To harvest the root, the hardy perennial plant must die and that is not reasonable here but by pot-growing your own, on a balcony (or in your work locker as my friend Micheal used to do at De Hortus) you may be able to produce a tasty and unusual crop for personal use.
Apart from being something of a bitter delicacy, Chicory was historically prised as a non-irritatant laxative, suitable for children when prepared as a syrup or similar. It is also a diuretic and a tonic herb, rather like Dandelion. Being strongly bitter, it acts as a Liver strengthening tonic. The flowers were used historically to make an anti inflammatory eye wash. All parts of the plant are edible and generally seen as safe but historical texts point to over consumption causing unusual side effects such as congesting the blood supply of digestive organs and depleting the power of the retina. They also saw it as unsuitable for people with easily depleated energy. Some modern herbals also point out that Chicory root is an emmenagogue, so it is best avoided during pregnancy.

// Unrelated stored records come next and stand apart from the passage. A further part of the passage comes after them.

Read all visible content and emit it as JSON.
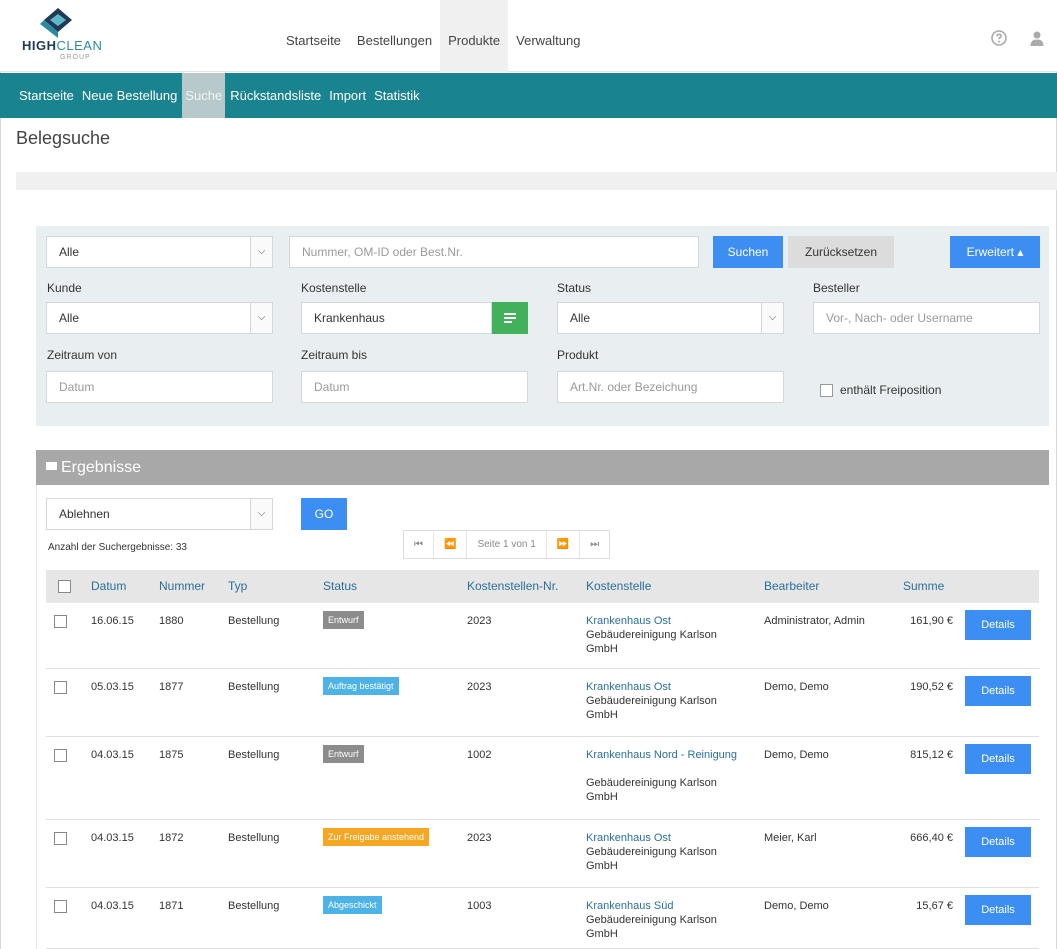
{
  "logo": {
    "brand_bold": "HIGH",
    "brand_light": "CLEAN",
    "brand_sub": "GROUP"
  },
  "top_nav": [
    {
      "label": "Startseite"
    },
    {
      "label": "Bestellungen"
    },
    {
      "label": "Produkte",
      "active": true
    },
    {
      "label": "Verwaltung"
    }
  ],
  "top_icons": [
    "help-icon",
    "user-icon"
  ],
  "sub_nav": [
    {
      "label": "Startseite"
    },
    {
      "label": "Neue Bestellung"
    },
    {
      "label": "Suche",
      "active": true
    },
    {
      "label": "Rückstandsliste"
    },
    {
      "label": "Import"
    },
    {
      "label": "Statistik"
    }
  ],
  "page_title": "Belegsuche",
  "search": {
    "type_select": {
      "value": "Alle"
    },
    "number_input": {
      "placeholder": "Nummer, OM-ID oder Best.Nr."
    },
    "search_button": "Suchen",
    "reset_button": "Zurücksetzen",
    "advanced_button": "Erweitert ▴",
    "kunde": {
      "label": "Kunde",
      "value": "Alle"
    },
    "kostenstelle": {
      "label": "Kostenstelle",
      "value": "Krankenhaus"
    },
    "status": {
      "label": "Status",
      "value": "Alle"
    },
    "besteller": {
      "label": "Besteller",
      "placeholder": "Vor-, Nach- oder Username"
    },
    "zeitraum_von": {
      "label": "Zeitraum von",
      "placeholder": "Datum"
    },
    "zeitraum_bis": {
      "label": "Zeitraum bis",
      "placeholder": "Datum"
    },
    "produkt": {
      "label": "Produkt",
      "placeholder": "Art.Nr. oder Bezeichung"
    },
    "freiposition": {
      "label": "enthält Freiposition",
      "checked": false
    }
  },
  "results": {
    "title": "Ergebnisse",
    "action_select": {
      "value": "Ablehnen"
    },
    "go_button": "GO",
    "count_text": "Anzahl der Suchergebnisse: 33",
    "pager": {
      "first": "⏮",
      "prev": "⏪",
      "info": "Seite 1 von 1",
      "next": "⏩",
      "last": "⏭"
    },
    "columns": [
      "Datum",
      "Nummer",
      "Typ",
      "Status",
      "Kostenstellen-Nr.",
      "Kostenstelle",
      "Bearbeiter",
      "Summe"
    ],
    "details_label": "Details",
    "status_colors": {
      "Entwurf": "#8c8c8c",
      "Auftrag bestätigt": "#4db3e6",
      "Zur Freigabe anstehend": "#f5a623",
      "Abgeschickt": "#4db3e6"
    },
    "rows": [
      {
        "datum": "16.06.15",
        "nummer": "1880",
        "typ": "Bestellung",
        "status": "Entwurf",
        "kst_nr": "2023",
        "kst_link": "Krankenhaus Ost",
        "kst_company": "Gebäudereinigung Karlson GmbH",
        "bearbeiter": "Administrator, Admin",
        "summe": "161,90 €"
      },
      {
        "datum": "05.03.15",
        "nummer": "1877",
        "typ": "Bestellung",
        "status": "Auftrag bestätigt",
        "kst_nr": "2023",
        "kst_link": "Krankenhaus Ost",
        "kst_company": "Gebäudereinigung Karlson GmbH",
        "bearbeiter": "Demo, Demo",
        "summe": "190,52 €"
      },
      {
        "datum": "04.03.15",
        "nummer": "1875",
        "typ": "Bestellung",
        "status": "Entwurf",
        "kst_nr": "1002",
        "kst_link": "Krankenhaus Nord - Reinigung",
        "kst_company": "Gebäudereinigung Karlson GmbH",
        "bearbeiter": "Demo, Demo",
        "summe": "815,12 €"
      },
      {
        "datum": "04.03.15",
        "nummer": "1872",
        "typ": "Bestellung",
        "status": "Zur Freigabe anstehend",
        "kst_nr": "2023",
        "kst_link": "Krankenhaus Ost",
        "kst_company": "Gebäudereinigung Karlson GmbH",
        "bearbeiter": "Meier, Karl",
        "summe": "666,40 €"
      },
      {
        "datum": "04.03.15",
        "nummer": "1871",
        "typ": "Bestellung",
        "status": "Abgeschickt",
        "kst_nr": "1003",
        "kst_link": "Krankenhaus Süd",
        "kst_company": "Gebäudereinigung Karlson GmbH",
        "bearbeiter": "Demo, Demo",
        "summe": "15,67 €"
      }
    ]
  }
}
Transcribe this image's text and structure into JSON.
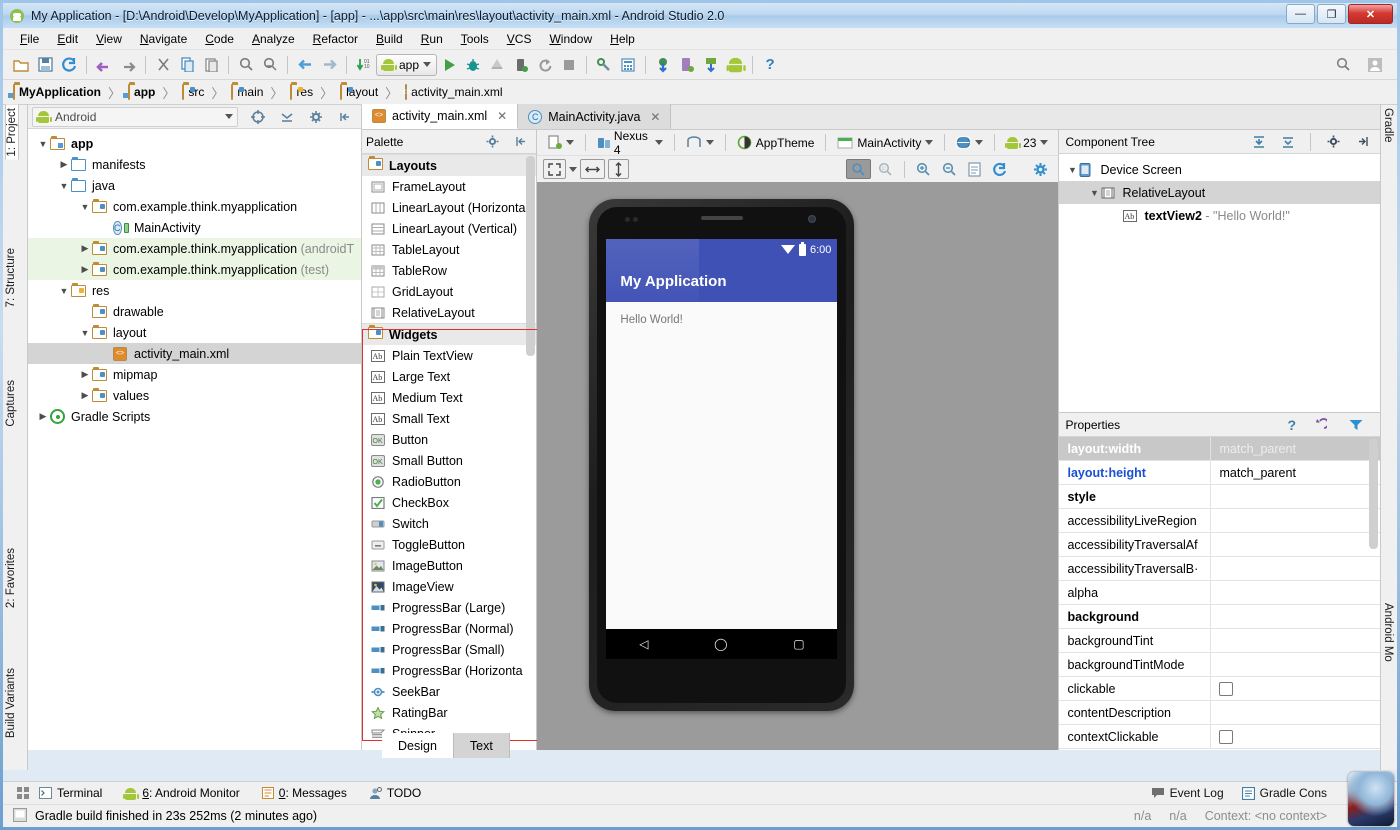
{
  "window": {
    "title": "My Application - [D:\\Android\\Develop\\MyApplication] - [app] - ...\\app\\src\\main\\res\\layout\\activity_main.xml - Android Studio 2.0",
    "minimize": "—",
    "maximize": "❐",
    "close": "✕"
  },
  "menu": [
    "File",
    "Edit",
    "View",
    "Navigate",
    "Code",
    "Analyze",
    "Refactor",
    "Build",
    "Run",
    "Tools",
    "VCS",
    "Window",
    "Help"
  ],
  "toolbar": {
    "run_config": "app",
    "icons": [
      "open-folder-icon",
      "save-all-icon",
      "sync-icon",
      "undo-icon",
      "redo-icon",
      "cut-icon",
      "copy-icon",
      "paste-icon",
      "find-icon",
      "find-replace-icon",
      "back-icon",
      "forward-icon",
      "update-project-icon",
      "run-icon",
      "debug-icon",
      "coverage-icon",
      "attach-debugger-icon",
      "rerun-icon",
      "stop-icon",
      "sdk-manager-icon",
      "avd-manager-icon",
      "download-icon",
      "device-monitor-icon",
      "sdk-update-icon",
      "android-icon",
      "help-icon",
      "search-everywhere-icon",
      "user-icon"
    ]
  },
  "breadcrumb": [
    {
      "label": "MyApplication",
      "icon": "module-icon",
      "bold": true
    },
    {
      "label": "app",
      "icon": "module-icon",
      "bold": true
    },
    {
      "label": "src",
      "icon": "folder-icon",
      "bold": false
    },
    {
      "label": "main",
      "icon": "folder-icon",
      "bold": false
    },
    {
      "label": "res",
      "icon": "res-folder-icon",
      "bold": false
    },
    {
      "label": "layout",
      "icon": "package-folder-icon",
      "bold": false
    },
    {
      "label": "activity_main.xml",
      "icon": "xml-file-icon",
      "bold": false
    }
  ],
  "left_tool_tabs": [
    {
      "label": "1: Project",
      "selected": true
    },
    {
      "label": "7: Structure",
      "selected": false
    },
    {
      "label": "Captures",
      "selected": false
    },
    {
      "label": "2: Favorites",
      "selected": false
    },
    {
      "label": "Build Variants",
      "selected": false
    }
  ],
  "right_tool_tabs": [
    {
      "label": "Gradle"
    },
    {
      "label": "Android Mo"
    }
  ],
  "project_panel": {
    "view_selector": "Android",
    "header_icons": [
      "target-icon",
      "collapse-all-icon",
      "settings-icon",
      "hide-icon"
    ],
    "tree": [
      {
        "indent": 0,
        "arrow": "▼",
        "icon": "module-icon",
        "label": "app",
        "bold": true,
        "dim": "",
        "selected": false,
        "green": false
      },
      {
        "indent": 1,
        "arrow": "▶",
        "icon": "folder-blue",
        "label": "manifests",
        "bold": false,
        "dim": "",
        "selected": false,
        "green": false
      },
      {
        "indent": 1,
        "arrow": "▼",
        "icon": "folder-blue",
        "label": "java",
        "bold": false,
        "dim": "",
        "selected": false,
        "green": false
      },
      {
        "indent": 2,
        "arrow": "▼",
        "icon": "package-icon",
        "label": "com.example.think.myapplication",
        "bold": false,
        "dim": "",
        "selected": false,
        "green": false
      },
      {
        "indent": 3,
        "arrow": "",
        "icon": "class-icon",
        "label": "MainActivity",
        "bold": false,
        "dim": "",
        "selected": false,
        "green": false
      },
      {
        "indent": 2,
        "arrow": "▶",
        "icon": "package-icon",
        "label": "com.example.think.myapplication",
        "bold": false,
        "dim": "(androidT",
        "selected": false,
        "green": true
      },
      {
        "indent": 2,
        "arrow": "▶",
        "icon": "package-icon",
        "label": "com.example.think.myapplication",
        "bold": false,
        "dim": "(test)",
        "selected": false,
        "green": true
      },
      {
        "indent": 1,
        "arrow": "▼",
        "icon": "res-folder",
        "label": "res",
        "bold": false,
        "dim": "",
        "selected": false,
        "green": false
      },
      {
        "indent": 2,
        "arrow": "",
        "icon": "package-icon",
        "label": "drawable",
        "bold": false,
        "dim": "",
        "selected": false,
        "green": false
      },
      {
        "indent": 2,
        "arrow": "▼",
        "icon": "package-icon",
        "label": "layout",
        "bold": false,
        "dim": "",
        "selected": false,
        "green": false
      },
      {
        "indent": 3,
        "arrow": "",
        "icon": "xml-file-icon",
        "label": "activity_main.xml",
        "bold": false,
        "dim": "",
        "selected": true,
        "green": false
      },
      {
        "indent": 2,
        "arrow": "▶",
        "icon": "package-icon",
        "label": "mipmap",
        "bold": false,
        "dim": "",
        "selected": false,
        "green": false
      },
      {
        "indent": 2,
        "arrow": "▶",
        "icon": "package-icon",
        "label": "values",
        "bold": false,
        "dim": "",
        "selected": false,
        "green": false
      },
      {
        "indent": 0,
        "arrow": "▶",
        "icon": "gradle-icon",
        "label": "Gradle Scripts",
        "bold": false,
        "dim": "",
        "selected": false,
        "green": false
      }
    ]
  },
  "editor_tabs": [
    {
      "label": "activity_main.xml",
      "icon": "xml-file-icon",
      "active": true,
      "close": "✕"
    },
    {
      "label": "MainActivity.java",
      "icon": "class-icon",
      "active": false,
      "close": "✕"
    }
  ],
  "palette": {
    "title": "Palette",
    "groups": [
      {
        "name": "Layouts",
        "items": [
          {
            "label": "FrameLayout",
            "icon": "frame-layout-icon"
          },
          {
            "label": "LinearLayout (Horizontа",
            "icon": "linear-horizontal-icon"
          },
          {
            "label": "LinearLayout (Vertical)",
            "icon": "linear-vertical-icon"
          },
          {
            "label": "TableLayout",
            "icon": "table-layout-icon"
          },
          {
            "label": "TableRow",
            "icon": "table-row-icon"
          },
          {
            "label": "GridLayout",
            "icon": "grid-layout-icon"
          },
          {
            "label": "RelativeLayout",
            "icon": "relative-layout-icon"
          }
        ]
      },
      {
        "name": "Widgets",
        "items": [
          {
            "label": "Plain TextView",
            "icon": "textview-icon"
          },
          {
            "label": "Large Text",
            "icon": "textview-icon"
          },
          {
            "label": "Medium Text",
            "icon": "textview-icon"
          },
          {
            "label": "Small Text",
            "icon": "textview-icon"
          },
          {
            "label": "Button",
            "icon": "button-icon"
          },
          {
            "label": "Small Button",
            "icon": "button-icon"
          },
          {
            "label": "RadioButton",
            "icon": "radio-icon"
          },
          {
            "label": "CheckBox",
            "icon": "checkbox-icon"
          },
          {
            "label": "Switch",
            "icon": "switch-icon"
          },
          {
            "label": "ToggleButton",
            "icon": "toggle-icon"
          },
          {
            "label": "ImageButton",
            "icon": "image-button-icon"
          },
          {
            "label": "ImageView",
            "icon": "image-view-icon"
          },
          {
            "label": "ProgressBar (Large)",
            "icon": "progressbar-icon"
          },
          {
            "label": "ProgressBar (Normal)",
            "icon": "progressbar-icon"
          },
          {
            "label": "ProgressBar (Small)",
            "icon": "progressbar-icon"
          },
          {
            "label": "ProgressBar (Horizonta",
            "icon": "progressbar-icon"
          },
          {
            "label": "SeekBar",
            "icon": "seekbar-icon"
          },
          {
            "label": "RatingBar",
            "icon": "ratingbar-icon"
          },
          {
            "label": "Spinner",
            "icon": "spinner-icon"
          }
        ]
      }
    ]
  },
  "design_toolbar": {
    "device": "Nexus 4",
    "orientation_icon": "orientation-icon",
    "theme": "AppTheme",
    "activity": "MainActivity",
    "locale_icon": "globe-icon",
    "api_level": "23",
    "zoom_fit_icon": "zoom-fit-icon",
    "zoom_width_icon": "fit-width-icon",
    "zoom_height_icon": "fit-height-icon",
    "pan_icon": "pan-icon",
    "zoom_actual_icon": "zoom-1-1-icon",
    "zoom_in_icon": "zoom-in-icon",
    "zoom_out_icon": "zoom-out-icon",
    "file_icon": "file-icon",
    "refresh_icon": "refresh-icon",
    "settings_icon": "gear-icon"
  },
  "preview": {
    "status_time": "6:00",
    "app_title": "My Application",
    "content_text": "Hello World!",
    "nav_back": "◁",
    "nav_home": "◯",
    "nav_recent": "▢",
    "accent_color": "#3f51b5"
  },
  "component_tree": {
    "title": "Component Tree",
    "header_icons": [
      "expand-all-icon",
      "collapse-all-icon",
      "gear-icon",
      "hide-icon"
    ],
    "nodes": [
      {
        "indent": 0,
        "arrow": "▼",
        "icon": "device-screen-icon",
        "label": "Device Screen",
        "detail": "",
        "bold": false,
        "selected": false
      },
      {
        "indent": 1,
        "arrow": "▼",
        "icon": "relative-layout-icon",
        "label": "RelativeLayout",
        "detail": "",
        "bold": false,
        "selected": true
      },
      {
        "indent": 2,
        "arrow": "",
        "icon": "textview-icon",
        "label": "textView2",
        "detail": "- \"Hello World!\"",
        "bold": true,
        "selected": false
      }
    ]
  },
  "properties": {
    "title": "Properties",
    "header_icons": [
      "help-icon",
      "restore-icon",
      "filter-icon"
    ],
    "rows": [
      {
        "name": "layout:width",
        "value": "match_parent",
        "style": "selected",
        "checkbox": false
      },
      {
        "name": "layout:height",
        "value": "match_parent",
        "style": "blue",
        "checkbox": false
      },
      {
        "name": "style",
        "value": "",
        "style": "bold",
        "checkbox": false
      },
      {
        "name": "accessibilityLiveRegion",
        "value": "",
        "style": "normal",
        "checkbox": false
      },
      {
        "name": "accessibilityTraversalAf",
        "value": "",
        "style": "normal",
        "checkbox": false
      },
      {
        "name": "accessibilityTraversalB·",
        "value": "",
        "style": "normal",
        "checkbox": false
      },
      {
        "name": "alpha",
        "value": "",
        "style": "normal",
        "checkbox": false
      },
      {
        "name": "background",
        "value": "",
        "style": "bold",
        "checkbox": false
      },
      {
        "name": "backgroundTint",
        "value": "",
        "style": "normal",
        "checkbox": false
      },
      {
        "name": "backgroundTintMode",
        "value": "",
        "style": "normal",
        "checkbox": false
      },
      {
        "name": "clickable",
        "value": "",
        "style": "normal",
        "checkbox": true
      },
      {
        "name": "contentDescription",
        "value": "",
        "style": "normal",
        "checkbox": false
      },
      {
        "name": "contextClickable",
        "value": "",
        "style": "normal",
        "checkbox": true
      }
    ]
  },
  "design_text_tabs": [
    {
      "label": "Design",
      "active": true
    },
    {
      "label": "Text",
      "active": false
    }
  ],
  "tool_windows": [
    {
      "label": "Terminal",
      "mnemonic": "",
      "icon": "terminal-icon"
    },
    {
      "label": ": Android Monitor",
      "mnemonic": "6",
      "icon": "android-monitor-icon"
    },
    {
      "label": ": Messages",
      "mnemonic": "0",
      "icon": "messages-icon"
    },
    {
      "label": "TODO",
      "mnemonic": "",
      "icon": "todo-icon"
    }
  ],
  "status_bar": {
    "message": "Gradle build finished in 23s 252ms (2 minutes ago)",
    "event_log": "Event Log",
    "gradle_console": "Gradle Cons",
    "indicator_1": "n/a",
    "indicator_2": "n/a",
    "context": "Context: <no context>"
  }
}
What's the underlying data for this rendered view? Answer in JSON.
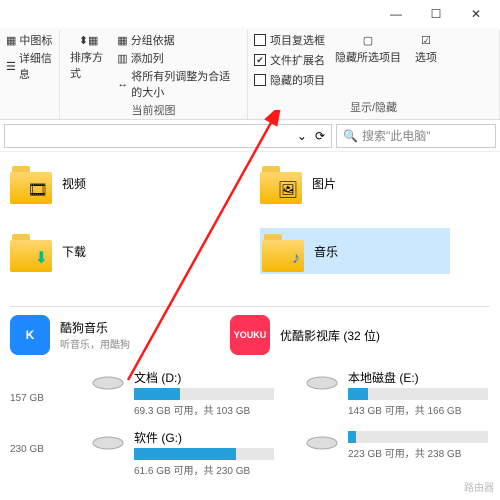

This Frankendael plant is preparing to flower at the moment and what beautiful blue flowers they will be! I hope to save some of it’s seeds, if the plant is left undisturbed long enough for them to ripen and sow then next spring.